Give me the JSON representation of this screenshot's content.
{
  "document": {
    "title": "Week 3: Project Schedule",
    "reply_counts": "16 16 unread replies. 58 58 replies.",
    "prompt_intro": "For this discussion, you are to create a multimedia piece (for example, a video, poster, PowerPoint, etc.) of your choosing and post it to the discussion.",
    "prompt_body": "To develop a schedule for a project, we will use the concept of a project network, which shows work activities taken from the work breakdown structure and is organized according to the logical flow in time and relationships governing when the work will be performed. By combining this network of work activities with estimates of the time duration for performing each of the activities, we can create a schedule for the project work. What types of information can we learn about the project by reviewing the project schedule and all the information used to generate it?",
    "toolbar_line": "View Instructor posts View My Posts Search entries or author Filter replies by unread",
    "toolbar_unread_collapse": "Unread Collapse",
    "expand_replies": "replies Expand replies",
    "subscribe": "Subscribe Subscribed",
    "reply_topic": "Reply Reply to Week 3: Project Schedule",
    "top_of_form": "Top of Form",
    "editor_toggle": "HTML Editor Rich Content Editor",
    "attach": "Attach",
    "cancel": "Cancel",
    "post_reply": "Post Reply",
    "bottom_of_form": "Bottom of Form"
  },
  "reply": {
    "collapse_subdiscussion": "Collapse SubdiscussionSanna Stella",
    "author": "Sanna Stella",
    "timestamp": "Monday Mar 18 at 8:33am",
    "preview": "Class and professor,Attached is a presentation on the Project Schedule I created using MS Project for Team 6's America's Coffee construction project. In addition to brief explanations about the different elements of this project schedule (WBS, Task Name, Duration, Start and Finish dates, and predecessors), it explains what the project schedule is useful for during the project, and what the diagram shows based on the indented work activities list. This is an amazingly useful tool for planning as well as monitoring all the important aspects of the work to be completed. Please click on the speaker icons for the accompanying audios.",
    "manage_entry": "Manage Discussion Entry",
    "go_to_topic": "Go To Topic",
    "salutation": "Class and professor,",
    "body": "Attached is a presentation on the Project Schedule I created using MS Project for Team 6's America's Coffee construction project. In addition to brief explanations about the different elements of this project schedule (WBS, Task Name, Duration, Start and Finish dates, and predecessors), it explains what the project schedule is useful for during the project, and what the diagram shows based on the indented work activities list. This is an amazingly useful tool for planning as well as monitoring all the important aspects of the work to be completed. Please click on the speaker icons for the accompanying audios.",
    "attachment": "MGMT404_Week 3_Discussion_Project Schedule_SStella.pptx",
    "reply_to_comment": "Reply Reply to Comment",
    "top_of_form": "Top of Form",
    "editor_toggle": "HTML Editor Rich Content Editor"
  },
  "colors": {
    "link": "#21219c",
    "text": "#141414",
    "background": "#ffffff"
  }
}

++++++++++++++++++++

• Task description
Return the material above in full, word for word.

• Exercise answer
Give me the JSON representation of this screenshot's content.
{
  "document": {
    "title": "Week 3: Project Schedule",
    "reply_counts": "16 16 unread replies. 58 58 replies.",
    "prompt_intro": "For this discussion, you are to create a multimedia piece (for example, a video, poster, PowerPoint, etc.) of your choosing and post it to the discussion.",
    "prompt_body": "To develop a schedule for a project, we will use the concept of a project network, which shows work activities taken from the work breakdown structure and is organized according to the logical flow in time and relationships governing when the work will be performed. By combining this network of work activities with estimates of the time duration for performing each of the activities, we can create a schedule for the project work. What types of information can we learn about the project by reviewing the project schedule and all the information used to generate it?",
    "toolbar_line": "View Instructor posts View My Posts Search entries or author Filter replies by unread",
    "toolbar_unread_collapse": "Unread Collapse",
    "expand_replies": "replies Expand replies",
    "subscribe": "Subscribe Subscribed",
    "reply_topic": "Reply Reply to Week 3: Project Schedule",
    "top_of_form": "Top of Form",
    "editor_toggle": "HTML Editor Rich Content Editor",
    "attach": "Attach",
    "cancel": "Cancel",
    "post_reply": "Post Reply",
    "bottom_of_form": "Bottom of Form"
  },
  "reply": {
    "collapse_subdiscussion": "Collapse SubdiscussionSanna Stella",
    "author": "Sanna Stella",
    "timestamp": "Monday Mar 18 at 8:33am",
    "preview": "Class and professor,Attached is a presentation on the Project Schedule I created using MS Project for Team 6's America's Coffee construction project. In addition to brief explanations about the different elements of this project schedule (WBS, Task Name, Duration, Start and Finish dates, and predecessors), it explains what the project schedule is useful for during the project, and what the diagram shows based on the indented work activities list. This is an amazingly useful tool for planning as well as monitoring all the important aspects of the work to be completed. Please click on the speaker icons for the accompanying audios.",
    "manage_entry": "Manage Discussion Entry",
    "go_to_topic": "Go To Topic",
    "salutation": "Class and professor,",
    "body": "Attached is a presentation on the Project Schedule I created using MS Project for Team 6's America's Coffee construction project. In addition to brief explanations about the different elements of this project schedule (WBS, Task Name, Duration, Start and Finish dates, and predecessors), it explains what the project schedule is useful for during the project, and what the diagram shows based on the indented work activities list. This is an amazingly useful tool for planning as well as monitoring all the important aspects of the work to be completed. Please click on the speaker icons for the accompanying audios.",
    "attachment": "MGMT404_Week 3_Discussion_Project Schedule_SStella.pptx",
    "reply_to_comment": "Reply Reply to Comment",
    "top_of_form": "Top of Form",
    "editor_toggle": "HTML Editor Rich Content Editor"
  },
  "colors": {
    "link": "#21219c",
    "text": "#141414",
    "background": "#ffffff"
  }
}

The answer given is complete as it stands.